* [Task requirements]:
Write each entry again exactly as shown, but without the images it holds.

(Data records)
☆ ☆ ☆ ☆ ☆ ☆ ☆

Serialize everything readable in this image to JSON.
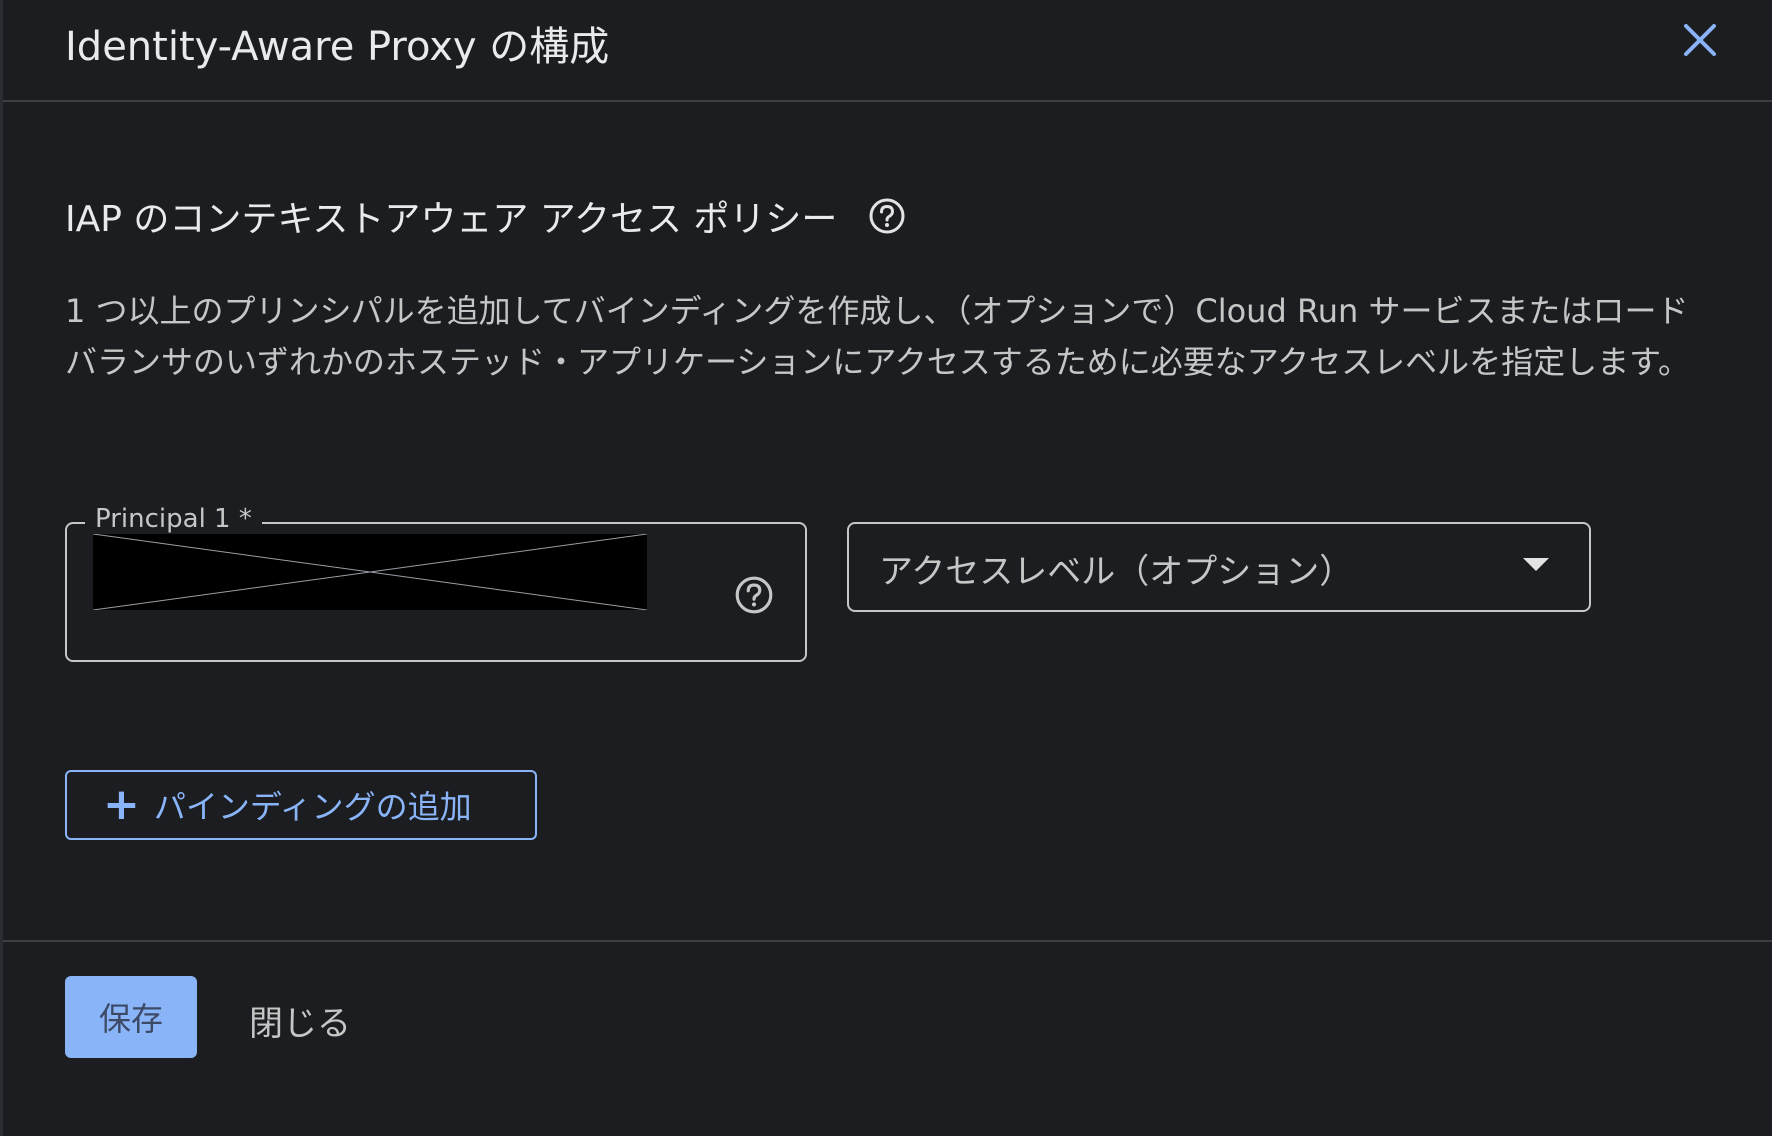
{
  "header": {
    "title": "Identity-Aware Proxy の構成",
    "close_icon": "close-icon"
  },
  "section": {
    "title": "IAP のコンテキストアウェア アクセス ポリシー",
    "help_icon": "help-icon",
    "description": "1 つ以上のプリンシパルを追加してバインディングを作成し、（オプションで）Cloud Run サービスまたはロードバランサのいずれかのホステッド・アプリケーションにアクセスするために必要なアクセスレベルを指定します。"
  },
  "binding": {
    "principal_label": "Principal 1 *",
    "principal_value_redacted": true,
    "access_level_placeholder": "アクセスレベル（オプション）"
  },
  "add_binding_label": "パインディングの追加",
  "footer": {
    "save_label": "保存",
    "close_label": "閉じる"
  },
  "colors": {
    "background": "#1b1d20",
    "accent": "#8ab4f8",
    "text": "#e8eaed",
    "border": "#c4c7c5"
  }
}
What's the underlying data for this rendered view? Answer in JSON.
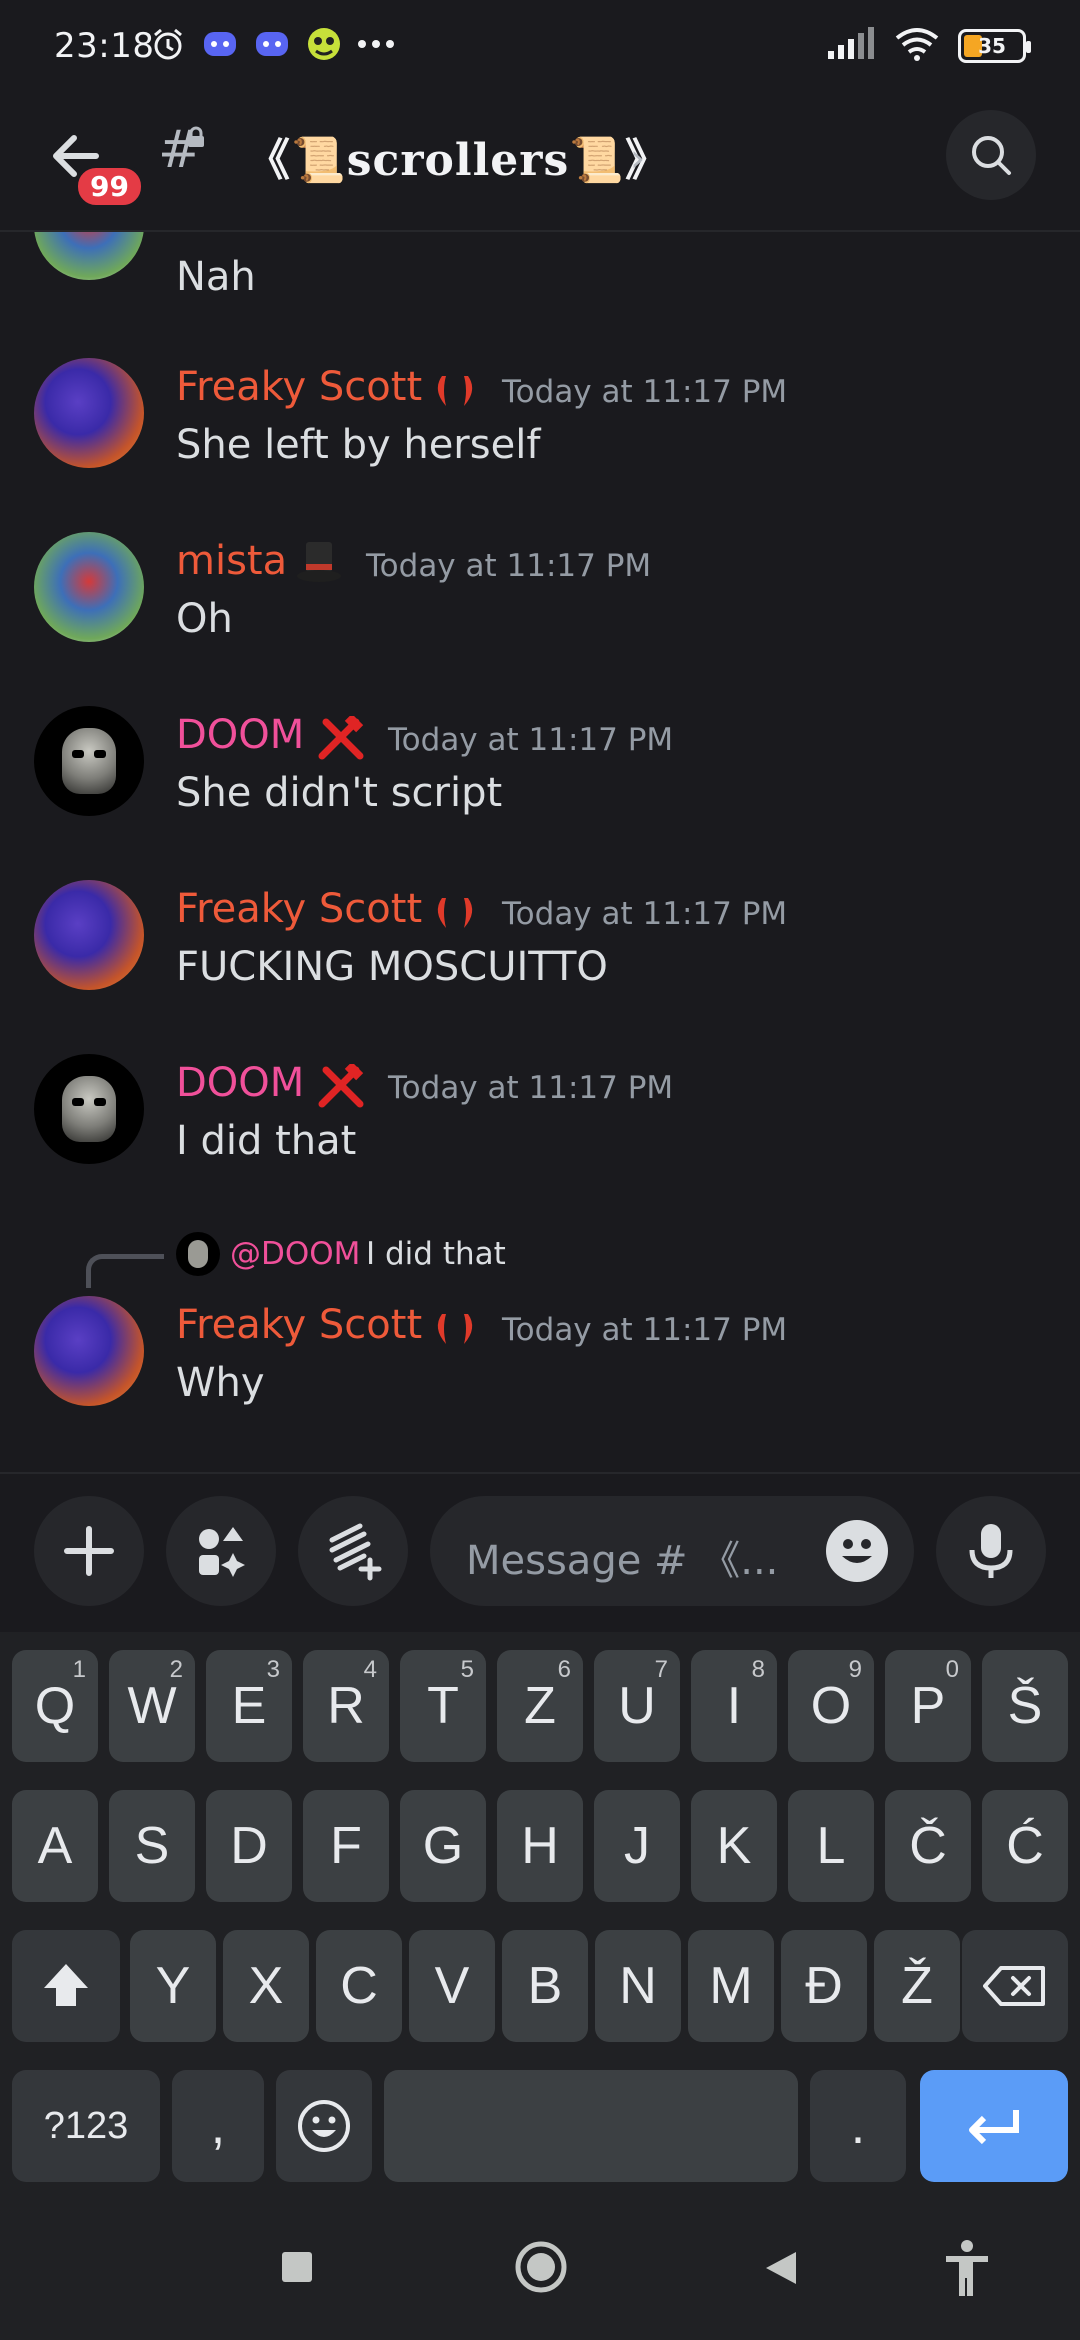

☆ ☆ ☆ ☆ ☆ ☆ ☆

* [Answer for this exercise]:
Serialize everything readable in this image to JSON.
{
  "header": {
    "title": "Identity-Aware Proxy の構成",
    "close_icon": "close-icon"
  },
  "section": {
    "title": "IAP のコンテキストアウェア アクセス ポリシー",
    "help_icon": "help-icon",
    "description": "1 つ以上のプリンシパルを追加してバインディングを作成し、（オプションで）Cloud Run サービスまたはロードバランサのいずれかのホステッド・アプリケーションにアクセスするために必要なアクセスレベルを指定します。"
  },
  "binding": {
    "principal_label": "Principal 1 *",
    "principal_value_redacted": true,
    "access_level_placeholder": "アクセスレベル（オプション）"
  },
  "add_binding_label": "パインディングの追加",
  "footer": {
    "save_label": "保存",
    "close_label": "閉じる"
  },
  "colors": {
    "background": "#1b1d20",
    "accent": "#8ab4f8",
    "text": "#e8eaed",
    "border": "#c4c7c5"
  }
}
What's the underlying data for this rendered view? Answer in JSON.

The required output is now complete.